Arguably, social media has given the “worker” more power than we had since the words “strike” and “union” first became meaningful to business owners. At the click of a button, conversations, off key comments and (yikes!) opinions can go global. Managers, be afraid – be very afraid (crap – self included!) and thinking of firing someone if they do this? There are tips on how NOT to get fired because of social media!

So what can we do? Some (as I have) try the SOCIAL MEDIA POLICY. Reality? They fail – ask the Associated Press, Ministry of Defense or Steve Jobs that now has an enemy in Google because he did what all leaders inevitably do – talk ‘not so nicely’ about competition – except this time, the WORLD knows about it.

Today, bosses are being managed and their policies fail.

Why do the policies fail? Why is trust in the workplace now so low?  In today’s world where opinion is king, telling any digital native they “can’t” or “should” or worse yet “MUST” comply means one thing. They won’t and YOU WILL suffer for attempting to do same. Possible Solution= Assume the position and give trust first.

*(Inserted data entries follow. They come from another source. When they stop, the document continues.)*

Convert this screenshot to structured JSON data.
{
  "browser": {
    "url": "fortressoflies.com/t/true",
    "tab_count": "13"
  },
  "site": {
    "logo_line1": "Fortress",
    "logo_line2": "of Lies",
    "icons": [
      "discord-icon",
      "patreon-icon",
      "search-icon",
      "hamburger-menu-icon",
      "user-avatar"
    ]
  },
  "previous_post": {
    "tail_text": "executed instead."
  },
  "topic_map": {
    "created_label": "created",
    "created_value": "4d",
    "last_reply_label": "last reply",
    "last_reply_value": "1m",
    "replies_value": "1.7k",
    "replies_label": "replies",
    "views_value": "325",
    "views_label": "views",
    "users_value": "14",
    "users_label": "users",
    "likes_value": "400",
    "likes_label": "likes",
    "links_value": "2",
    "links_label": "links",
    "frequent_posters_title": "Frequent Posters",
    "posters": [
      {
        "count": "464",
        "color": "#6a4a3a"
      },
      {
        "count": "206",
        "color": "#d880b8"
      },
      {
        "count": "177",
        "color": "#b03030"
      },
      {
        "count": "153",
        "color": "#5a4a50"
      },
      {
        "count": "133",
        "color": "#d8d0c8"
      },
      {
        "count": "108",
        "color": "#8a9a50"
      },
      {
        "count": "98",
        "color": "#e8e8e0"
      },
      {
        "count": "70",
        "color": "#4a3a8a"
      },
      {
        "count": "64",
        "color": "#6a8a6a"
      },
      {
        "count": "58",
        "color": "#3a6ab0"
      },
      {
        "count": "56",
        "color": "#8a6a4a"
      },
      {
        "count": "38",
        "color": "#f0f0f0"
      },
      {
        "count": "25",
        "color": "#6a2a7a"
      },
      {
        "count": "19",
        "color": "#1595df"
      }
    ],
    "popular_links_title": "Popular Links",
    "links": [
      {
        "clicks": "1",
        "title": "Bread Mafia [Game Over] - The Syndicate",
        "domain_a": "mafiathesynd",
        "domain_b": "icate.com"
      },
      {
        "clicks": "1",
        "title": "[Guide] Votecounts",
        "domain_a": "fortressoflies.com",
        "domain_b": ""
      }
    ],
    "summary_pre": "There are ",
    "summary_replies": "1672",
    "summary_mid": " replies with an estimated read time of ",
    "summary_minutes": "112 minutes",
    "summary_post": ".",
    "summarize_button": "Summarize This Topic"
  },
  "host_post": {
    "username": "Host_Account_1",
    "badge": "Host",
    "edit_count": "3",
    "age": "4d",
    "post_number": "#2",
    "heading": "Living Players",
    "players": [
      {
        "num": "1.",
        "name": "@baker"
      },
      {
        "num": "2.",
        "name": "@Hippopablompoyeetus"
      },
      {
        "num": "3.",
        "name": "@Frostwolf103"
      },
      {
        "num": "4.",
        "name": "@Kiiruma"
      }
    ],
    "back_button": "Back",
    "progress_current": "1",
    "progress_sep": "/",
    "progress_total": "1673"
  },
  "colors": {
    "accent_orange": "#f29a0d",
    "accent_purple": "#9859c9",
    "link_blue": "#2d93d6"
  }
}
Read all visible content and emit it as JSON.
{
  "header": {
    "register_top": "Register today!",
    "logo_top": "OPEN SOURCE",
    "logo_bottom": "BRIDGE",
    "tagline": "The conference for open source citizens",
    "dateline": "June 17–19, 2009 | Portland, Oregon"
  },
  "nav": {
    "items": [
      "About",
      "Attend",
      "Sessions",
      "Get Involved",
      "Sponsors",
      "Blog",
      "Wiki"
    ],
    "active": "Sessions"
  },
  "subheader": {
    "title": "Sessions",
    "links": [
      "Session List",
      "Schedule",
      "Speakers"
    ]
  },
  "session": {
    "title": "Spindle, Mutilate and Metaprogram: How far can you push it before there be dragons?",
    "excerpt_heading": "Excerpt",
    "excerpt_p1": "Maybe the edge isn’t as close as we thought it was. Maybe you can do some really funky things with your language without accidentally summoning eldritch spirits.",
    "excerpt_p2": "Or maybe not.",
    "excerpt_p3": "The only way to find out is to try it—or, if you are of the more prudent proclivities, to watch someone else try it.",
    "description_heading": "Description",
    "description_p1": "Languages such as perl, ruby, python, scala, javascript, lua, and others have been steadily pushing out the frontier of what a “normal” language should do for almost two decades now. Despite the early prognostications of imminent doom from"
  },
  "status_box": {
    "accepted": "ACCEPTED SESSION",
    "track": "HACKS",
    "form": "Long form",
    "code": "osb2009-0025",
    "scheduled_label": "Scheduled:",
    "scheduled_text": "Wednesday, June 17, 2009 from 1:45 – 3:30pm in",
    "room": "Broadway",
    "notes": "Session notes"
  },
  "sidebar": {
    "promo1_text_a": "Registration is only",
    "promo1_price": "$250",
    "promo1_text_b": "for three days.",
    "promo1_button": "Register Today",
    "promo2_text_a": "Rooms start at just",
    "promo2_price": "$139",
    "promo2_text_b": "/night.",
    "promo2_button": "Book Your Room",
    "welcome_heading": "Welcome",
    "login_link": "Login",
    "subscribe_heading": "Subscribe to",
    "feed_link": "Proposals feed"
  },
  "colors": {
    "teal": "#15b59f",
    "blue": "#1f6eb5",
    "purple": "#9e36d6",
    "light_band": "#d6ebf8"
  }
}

WHAT? Trust those 18-35 year olds that are wasting time on social networks? Yes. Consider it new wave employee engagement. Court your employees and, as in the first phases of a relationship assume trust or risk losing what could be a good thing. Seriously. What female/ male would “stick around” if on day one you presented them with a list of relationship don’ts? Its the same with today’s employees. Try guiding us. Tell us about what the company stands for and walk the talk. Don’t just SAY “the company” is better than the rest – show us how and inspire us to be as well – by being ourselves. Scary concept – you bet! Guess what, like the social media policy, this won’t always work either – but guess what, its less likely to fail miserably – chances are, they’ll at least consider moving towards engagement if the trust package and what you have to offer looks good.

In the Caribbean, we are not by nature trusting people. We have, will and do OPENLY and EARLY share rules and regulations as if we all comply with same – then work towards breaking every rule and taking the “do what I say” approach to management. Those days are as over as the days of one dimensional TV will be soon (3-D is coming and coming fast!). The reality is, “MY MEDIA” with “MY FRIENDS” will change how you manage and how you act – if you don’t believe me folks, dare yell or be rude at an employee with a cell phone…touch up your makeup first though because you’ll be youtube bound before you know it. Guess what, its legal too and the advice is online! Or worse yet, they’ll use xtravideo and turn you into a cartoon (note this link contains coarse language)